SUPPLIED DATA START

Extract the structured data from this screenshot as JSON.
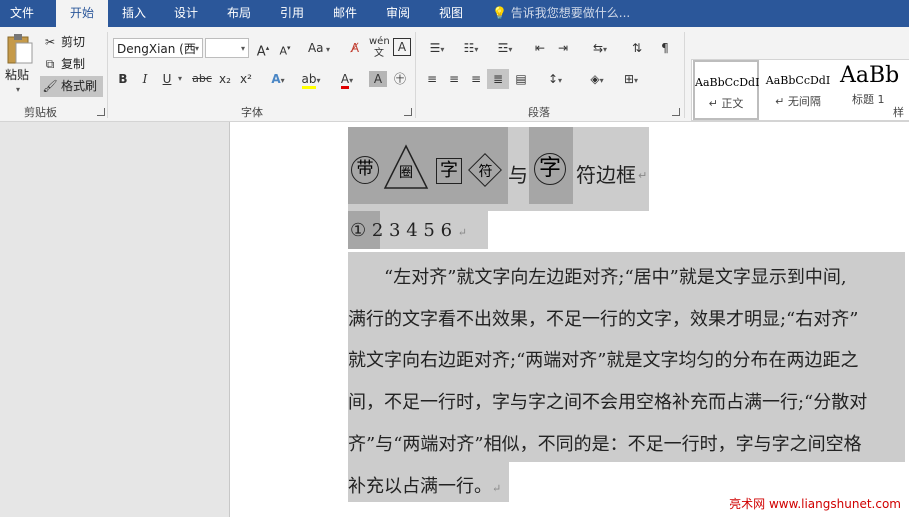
{
  "tabs": [
    "文件",
    "开始",
    "插入",
    "设计",
    "布局",
    "引用",
    "邮件",
    "审阅",
    "视图"
  ],
  "tell_me": "告诉我您想要做什么...",
  "clipboard": {
    "paste": "粘贴",
    "cut": "剪切",
    "copy": "复制",
    "format_painter": "格式刷",
    "label": "剪贴板"
  },
  "font": {
    "name": "DengXian (西",
    "size": "",
    "label": "字体",
    "bold": "B",
    "italic": "I",
    "underline": "U",
    "strike": "abc",
    "sub": "x₂",
    "sup": "x²",
    "aa": "Aa",
    "phonetic": "wén"
  },
  "paragraph": {
    "label": "段落"
  },
  "styles": {
    "items": [
      {
        "preview": "AaBbCcDdI",
        "name": "↵ 正文"
      },
      {
        "preview": "AaBbCcDdI",
        "name": "↵ 无间隔"
      },
      {
        "preview": "AaBb",
        "name": "标题 1"
      }
    ],
    "label": "样"
  },
  "document": {
    "line1": {
      "a": "带",
      "b": "圈",
      "c": "字",
      "d": "符",
      "e": "与",
      "f": "字",
      "g": "符边框"
    },
    "line2": {
      "first": "①",
      "rest": "2  3  4  5  6"
    },
    "para": [
      "　　“左对齐”就文字向左边距对齐;“居中”就是文字显示到中间,",
      "满行的文字看不出效果，不足一行的文字，效果才明显;“右对齐”",
      "就文字向右边距对齐;“两端对齐”就是文字均匀的分布在两边距之",
      "间，不足一行时，字与字之间不会用空格补充而占满一行;“分散对",
      "齐”与“两端对齐”相似，不同的是：不足一行时，字与字之间空格",
      "补充以占满一行。"
    ],
    "para_mark": "↵",
    "watermark": "亮术网 www.liangshunet.com"
  },
  "colors": {
    "accent": "#2b579a",
    "selection": "#cccccc",
    "highlight": "#a6a6a6"
  }
}
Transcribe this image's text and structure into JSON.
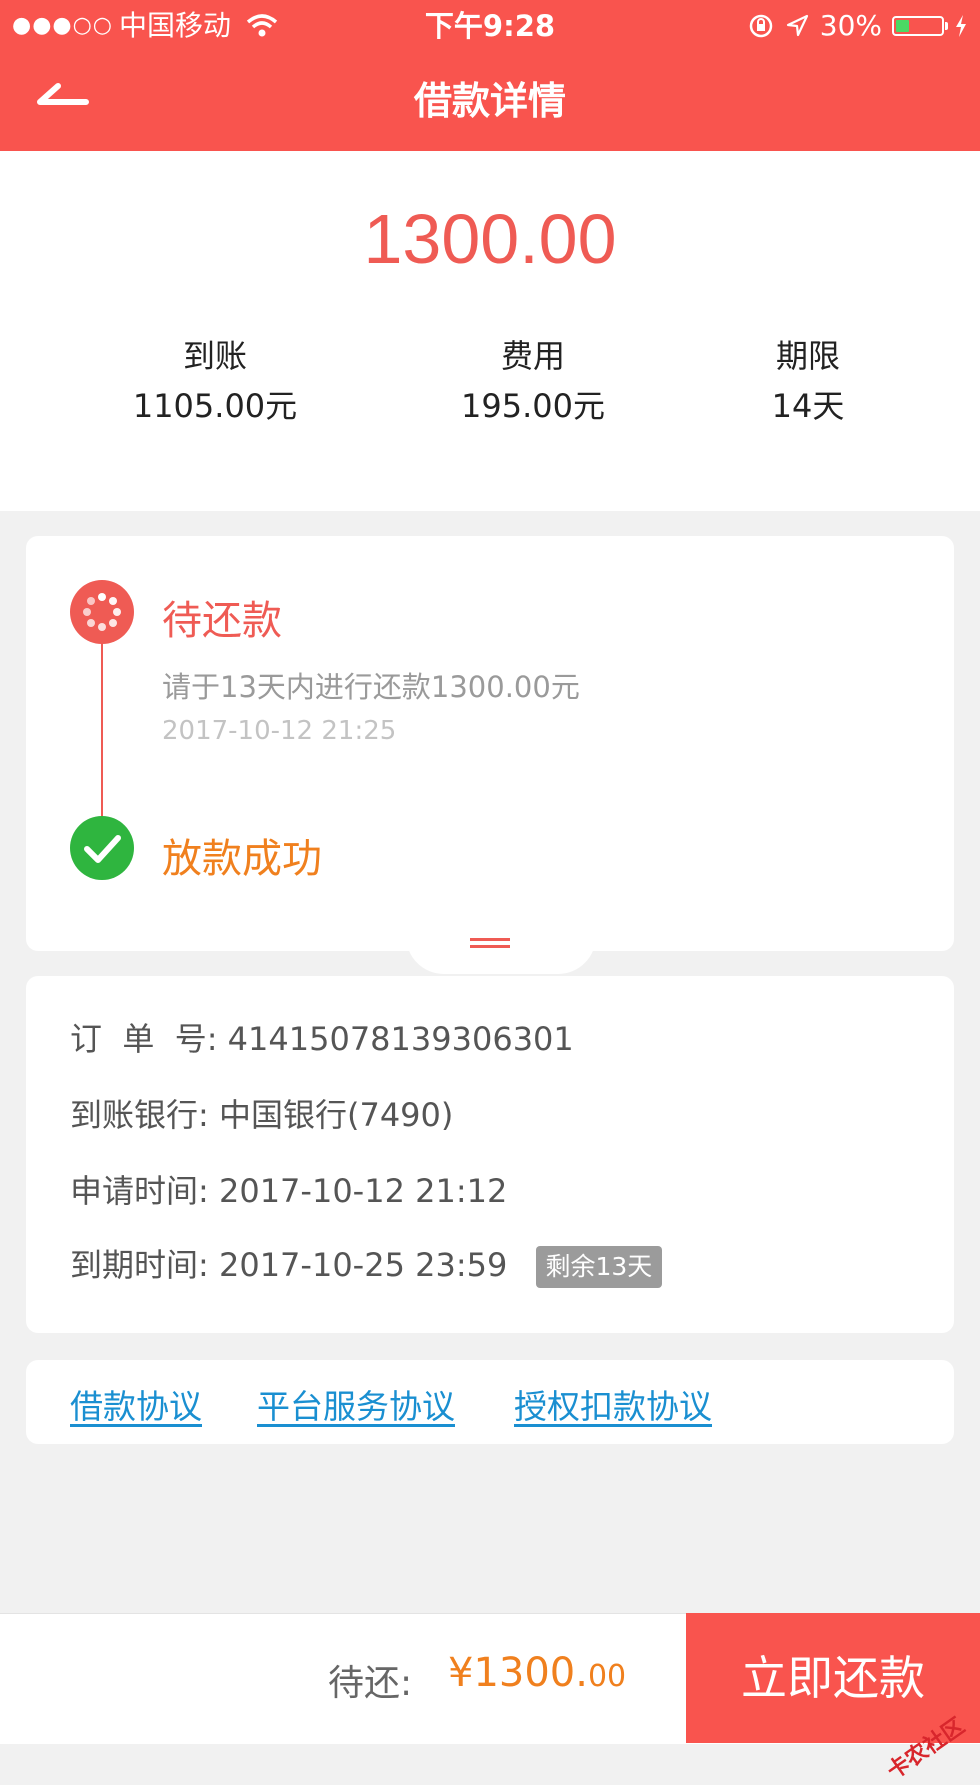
{
  "status_bar": {
    "signal_dots": "●●●○○",
    "carrier": "中国移动",
    "time": "下午9:28",
    "battery": "30%",
    "battery_level": 0.3
  },
  "nav": {
    "title": "借款详情"
  },
  "summary": {
    "amount": "1300.00",
    "stats": [
      {
        "label": "到账",
        "value": "1105.00元"
      },
      {
        "label": "费用",
        "value": "195.00元"
      },
      {
        "label": "期限",
        "value": "14天"
      }
    ]
  },
  "timeline": {
    "steps": [
      {
        "title": "待还款",
        "desc": "请于13天内进行还款1300.00元",
        "time": "2017-10-12 21:25"
      },
      {
        "title": "放款成功"
      }
    ]
  },
  "details": {
    "order": {
      "label": "订  单  号:",
      "value": "41415078139306301"
    },
    "bank": {
      "label": "到账银行:",
      "value": "中国银行(7490)"
    },
    "apply": {
      "label": "申请时间:",
      "value": "2017-10-12 21:12"
    },
    "due": {
      "label": "到期时间:",
      "value": "2017-10-25 23:59",
      "badge": "剩余13天"
    }
  },
  "links": [
    "借款协议",
    "平台服务协议",
    "授权扣款协议"
  ],
  "footer": {
    "due_label": "待还:",
    "due_amount_main": "¥1300.",
    "due_amount_cents": "00",
    "pay_button": "立即还款"
  },
  "watermark": "卡农社区",
  "colors": {
    "brand": "#f9544e",
    "amount": "#ef5b54",
    "orange": "#f0801e",
    "success": "#2fb53f",
    "link": "#1a8fd1"
  }
}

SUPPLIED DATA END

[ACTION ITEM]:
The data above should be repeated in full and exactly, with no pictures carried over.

[WRITTEN RESPONSE]:
Extract the structured data from this screenshot as JSON.
{
  "tabs": [
    "文件",
    "开始",
    "插入",
    "设计",
    "布局",
    "引用",
    "邮件",
    "审阅",
    "视图"
  ],
  "tell_me": "告诉我您想要做什么...",
  "clipboard": {
    "paste": "粘贴",
    "cut": "剪切",
    "copy": "复制",
    "format_painter": "格式刷",
    "label": "剪贴板"
  },
  "font": {
    "name": "DengXian (西",
    "size": "",
    "label": "字体",
    "bold": "B",
    "italic": "I",
    "underline": "U",
    "strike": "abc",
    "sub": "x₂",
    "sup": "x²",
    "aa": "Aa",
    "phonetic": "wén"
  },
  "paragraph": {
    "label": "段落"
  },
  "styles": {
    "items": [
      {
        "preview": "AaBbCcDdI",
        "name": "↵ 正文"
      },
      {
        "preview": "AaBbCcDdI",
        "name": "↵ 无间隔"
      },
      {
        "preview": "AaBb",
        "name": "标题 1"
      }
    ],
    "label": "样"
  },
  "document": {
    "line1": {
      "a": "带",
      "b": "圈",
      "c": "字",
      "d": "符",
      "e": "与",
      "f": "字",
      "g": "符边框"
    },
    "line2": {
      "first": "①",
      "rest": "2  3  4  5  6"
    },
    "para": [
      "　　“左对齐”就文字向左边距对齐;“居中”就是文字显示到中间,",
      "满行的文字看不出效果，不足一行的文字，效果才明显;“右对齐”",
      "就文字向右边距对齐;“两端对齐”就是文字均匀的分布在两边距之",
      "间，不足一行时，字与字之间不会用空格补充而占满一行;“分散对",
      "齐”与“两端对齐”相似，不同的是：不足一行时，字与字之间空格",
      "补充以占满一行。"
    ],
    "para_mark": "↵",
    "watermark": "亮术网 www.liangshunet.com"
  },
  "colors": {
    "accent": "#2b579a",
    "selection": "#cccccc",
    "highlight": "#a6a6a6"
  }
}
Transcribe this image's text and structure into JSON.
{
  "status_bar": {
    "signal_dots": "●●●○○",
    "carrier": "中国移动",
    "time": "下午9:28",
    "battery": "30%",
    "battery_level": 0.3
  },
  "nav": {
    "title": "借款详情"
  },
  "summary": {
    "amount": "1300.00",
    "stats": [
      {
        "label": "到账",
        "value": "1105.00元"
      },
      {
        "label": "费用",
        "value": "195.00元"
      },
      {
        "label": "期限",
        "value": "14天"
      }
    ]
  },
  "timeline": {
    "steps": [
      {
        "title": "待还款",
        "desc": "请于13天内进行还款1300.00元",
        "time": "2017-10-12 21:25"
      },
      {
        "title": "放款成功"
      }
    ]
  },
  "details": {
    "order": {
      "label": "订  单  号:",
      "value": "41415078139306301"
    },
    "bank": {
      "label": "到账银行:",
      "value": "中国银行(7490)"
    },
    "apply": {
      "label": "申请时间:",
      "value": "2017-10-12 21:12"
    },
    "due": {
      "label": "到期时间:",
      "value": "2017-10-25 23:59",
      "badge": "剩余13天"
    }
  },
  "links": [
    "借款协议",
    "平台服务协议",
    "授权扣款协议"
  ],
  "footer": {
    "due_label": "待还:",
    "due_amount_main": "¥1300.",
    "due_amount_cents": "00",
    "pay_button": "立即还款"
  },
  "watermark": "卡农社区",
  "colors": {
    "brand": "#f9544e",
    "amount": "#ef5b54",
    "orange": "#f0801e",
    "success": "#2fb53f",
    "link": "#1a8fd1"
  }
}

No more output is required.